A solution-providing industry
It is time to look at mining in a new way, as a solution-provider for modern society. Whether we work inside the industry or not, we all consume products from mining processes. Archaeologists tell us that our ancestors had figured this out, as they adapted minerals to provide the spark for fires and to make tools and utensils to make their lives better. People knew intuitively that mining was a solution-provider–not a problem-maker–in their lives.
We seem to have lost some of that intuitive connection between the tools, utensils and machines for the massive communications, transportation, health care, energy and food processing networks we take advantage of on a regular basis. Civilization could not be modern without mankind’s ability to convert the products of mining into our building blocks and accessories.
Consider the outwardly humble industrial mineral product, calcium carbonate, which finds its way into a multitude of products we use every day. As we admire the Gold Medal success of the Canadian men’s national junior hockey team in January, and the anticipated–keep your fingers crossed–success of the Canadian national men’s and women’s hockey teams at the Olympics in Turin, remember that 20% to 25% of every puck is made of calcium carbonate.

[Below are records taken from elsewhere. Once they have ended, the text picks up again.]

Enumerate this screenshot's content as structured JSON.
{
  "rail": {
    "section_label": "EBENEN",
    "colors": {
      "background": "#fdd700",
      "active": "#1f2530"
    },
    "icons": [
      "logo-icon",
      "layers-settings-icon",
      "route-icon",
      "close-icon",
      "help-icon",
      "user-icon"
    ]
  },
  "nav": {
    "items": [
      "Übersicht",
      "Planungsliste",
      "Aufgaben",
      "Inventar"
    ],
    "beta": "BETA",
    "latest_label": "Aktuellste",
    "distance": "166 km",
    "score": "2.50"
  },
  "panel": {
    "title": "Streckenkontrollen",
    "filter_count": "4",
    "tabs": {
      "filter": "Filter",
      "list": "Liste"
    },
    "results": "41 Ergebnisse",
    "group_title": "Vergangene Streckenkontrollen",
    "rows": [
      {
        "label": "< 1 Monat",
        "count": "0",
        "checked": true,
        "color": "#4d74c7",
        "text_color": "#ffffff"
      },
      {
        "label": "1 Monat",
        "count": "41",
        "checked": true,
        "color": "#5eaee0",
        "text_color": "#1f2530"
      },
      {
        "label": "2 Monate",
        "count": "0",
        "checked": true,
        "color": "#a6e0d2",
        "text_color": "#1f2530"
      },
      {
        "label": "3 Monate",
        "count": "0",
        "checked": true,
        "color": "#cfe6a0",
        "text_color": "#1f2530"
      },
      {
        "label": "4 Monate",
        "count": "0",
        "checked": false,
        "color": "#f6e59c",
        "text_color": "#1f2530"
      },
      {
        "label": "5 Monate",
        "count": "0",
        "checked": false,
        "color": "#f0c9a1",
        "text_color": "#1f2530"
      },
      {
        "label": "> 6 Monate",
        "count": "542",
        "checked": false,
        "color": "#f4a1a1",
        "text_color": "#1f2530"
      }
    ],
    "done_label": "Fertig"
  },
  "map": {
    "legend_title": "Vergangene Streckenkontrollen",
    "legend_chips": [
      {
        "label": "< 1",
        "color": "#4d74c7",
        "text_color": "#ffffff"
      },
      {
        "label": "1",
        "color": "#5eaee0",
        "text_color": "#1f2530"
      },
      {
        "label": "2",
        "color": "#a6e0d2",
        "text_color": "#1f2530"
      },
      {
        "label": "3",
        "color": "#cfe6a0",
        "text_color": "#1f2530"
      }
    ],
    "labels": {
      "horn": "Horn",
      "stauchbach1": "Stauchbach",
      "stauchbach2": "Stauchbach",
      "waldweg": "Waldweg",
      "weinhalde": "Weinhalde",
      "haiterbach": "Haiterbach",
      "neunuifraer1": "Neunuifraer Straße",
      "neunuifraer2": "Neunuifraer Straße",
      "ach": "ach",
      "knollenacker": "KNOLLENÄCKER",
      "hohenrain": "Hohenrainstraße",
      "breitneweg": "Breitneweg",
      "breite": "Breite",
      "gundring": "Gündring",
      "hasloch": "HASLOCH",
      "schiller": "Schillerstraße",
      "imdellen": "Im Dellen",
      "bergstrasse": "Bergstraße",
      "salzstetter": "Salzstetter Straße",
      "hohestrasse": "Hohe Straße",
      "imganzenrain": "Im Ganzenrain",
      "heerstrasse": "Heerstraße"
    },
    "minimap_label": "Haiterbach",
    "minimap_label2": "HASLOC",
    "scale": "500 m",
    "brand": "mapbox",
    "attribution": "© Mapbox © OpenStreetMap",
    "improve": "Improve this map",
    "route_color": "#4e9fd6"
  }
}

This Ontario mineral product is used as a filler in plastics, paints and papers. It can be thought of as an environmental mineral. By stretching the use of raw materials in these consumer products, the quantities of petrochemical feed stocks, trees and energy consumed in making these items are all reduced.
Platinum and palladium are Ontario metals that make our air cleaner. These environmental metals are the catalysts used in catalytic converters, which reduce pollution and greenhouse gas emissions from the combustion engines used in cars, trucks and other modes of transportation.
Let’s not forget Ontario’s most important metal–nickel. It is the key alloy ingredient in stainless steel, an important material in pollution-prevention equipment, energy efficiency and health and safety settings. You can see this environmental metal at work in scrubbers, food service kitchens and in hospital operating rooms and medical equipment, among other applications.
Metals are the most recyclable of the earth’s elements. Today, almost as much copper is recovered from scrap as is mined. The old adage from medieval times about converting bronze church bells into cannons and back to church bells during periods of peace and war is true. There are major recycling efforts successfully promoting the reuse of many metals.
If you doubt the solution-providing attributes of minerals, consider your own body and your own health. There is a reason drug store shelves stock iron, zinc and copper tablets for those who need a little boost to keep these key trace elements at the right levels in their bodies.
In the future, the role of mining as a solution-provider can only expand. You can’t have wind turbines, solar-powered cars, artificial body joints and new communications and transportation technology breakthroughs without the products of mining.
Global demand for mining products, boosted by the economic growth of high-population nations such as China and India, is destined to increase. The products will come from somewhere. If Ontario wants to be part of this trend and benefit socially and economically, we need to support infrastructure, and create and maintain a competitive business environment.
The signs are good. Ontario is forming a mineral development strategy, which is a framework for the future growth of the mining industry. On the national level, a recent survey shows that 85% of Canadians believe that mining is a high-tech, innovative industry; 83% believe it is important to have Canadian global champions in the mining sector; and 96% believe it is important for mining companies to have head offices in Canada.
Maybe most Canadians already know intuitively that mining is indeed a solution-provider.
Chris Hodgson is president of the Ontario Mining Association based in Toronto, and can be reached at tel. 416-364-9301 or [email protected]